▸ **WORK REQUEST**
Give back an exact copy of the listing that follows, without the pictures.

>>>>>

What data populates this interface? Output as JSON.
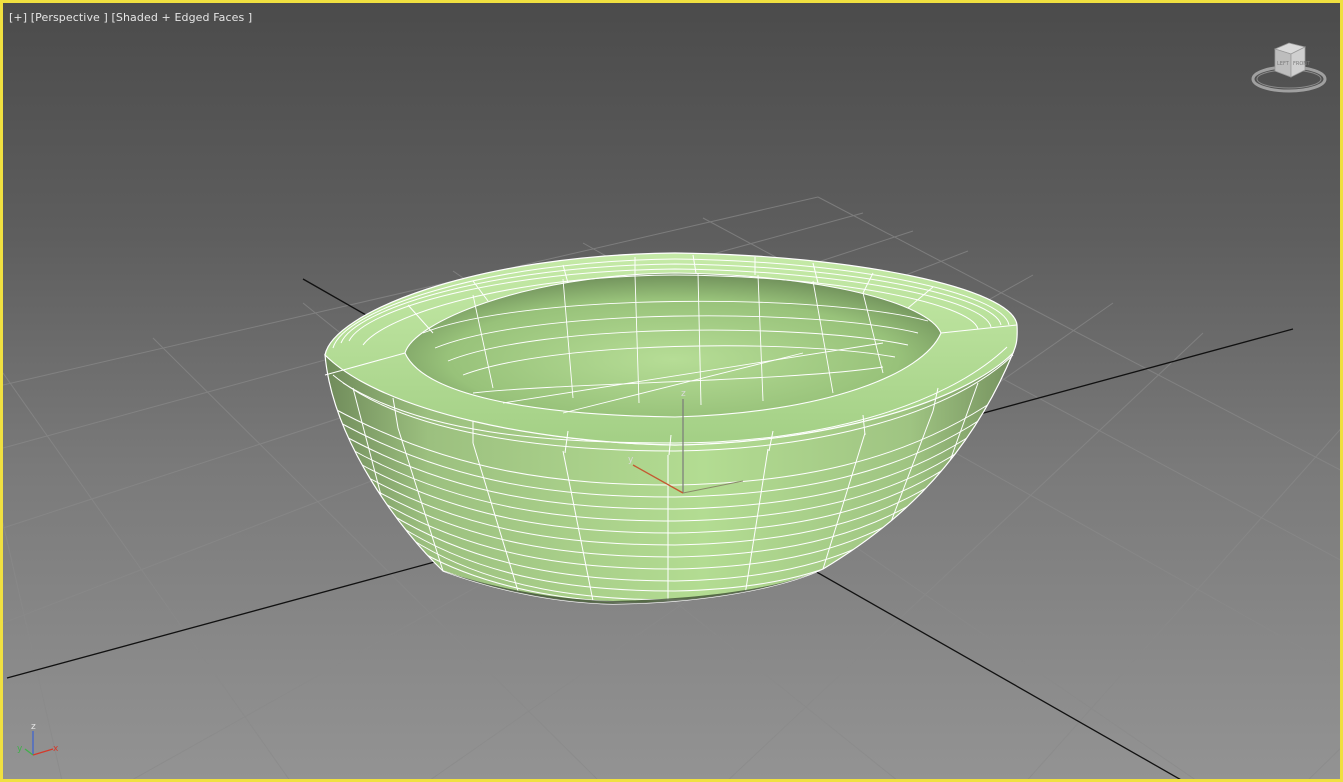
{
  "viewport": {
    "label_plus": "[+]",
    "label_view": "[Perspective ]",
    "label_shading": "[Shaded + Edged Faces ]",
    "border_color": "#f0e040",
    "active": true
  },
  "viewcube": {
    "face_top": "TOP",
    "face_front": "FRONT",
    "face_left": "LEFT",
    "icon": "viewcube-icon"
  },
  "object": {
    "type": "tub-bowl-mesh",
    "color": "#a9d689",
    "edge_color": "#ffffff",
    "selected": true
  },
  "gizmo": {
    "z": "z",
    "y": "y"
  },
  "axis_tripod": {
    "x": "x",
    "y": "y",
    "z": "z",
    "x_color": "#d43a2a",
    "y_color": "#3fb04a",
    "z_color": "#3a62d4"
  }
}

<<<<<

▸ **OUTPUT BELOW**
What data populates this interface? Output as JSON.
{
  "viewport": {
    "label_plus": "[+]",
    "label_view": "[Perspective ]",
    "label_shading": "[Shaded + Edged Faces ]",
    "border_color": "#f0e040",
    "active": true
  },
  "viewcube": {
    "face_top": "TOP",
    "face_front": "FRONT",
    "face_left": "LEFT",
    "icon": "viewcube-icon"
  },
  "object": {
    "type": "tub-bowl-mesh",
    "color": "#a9d689",
    "edge_color": "#ffffff",
    "selected": true
  },
  "gizmo": {
    "z": "z",
    "y": "y"
  },
  "axis_tripod": {
    "x": "x",
    "y": "y",
    "z": "z",
    "x_color": "#d43a2a",
    "y_color": "#3fb04a",
    "z_color": "#3a62d4"
  }
}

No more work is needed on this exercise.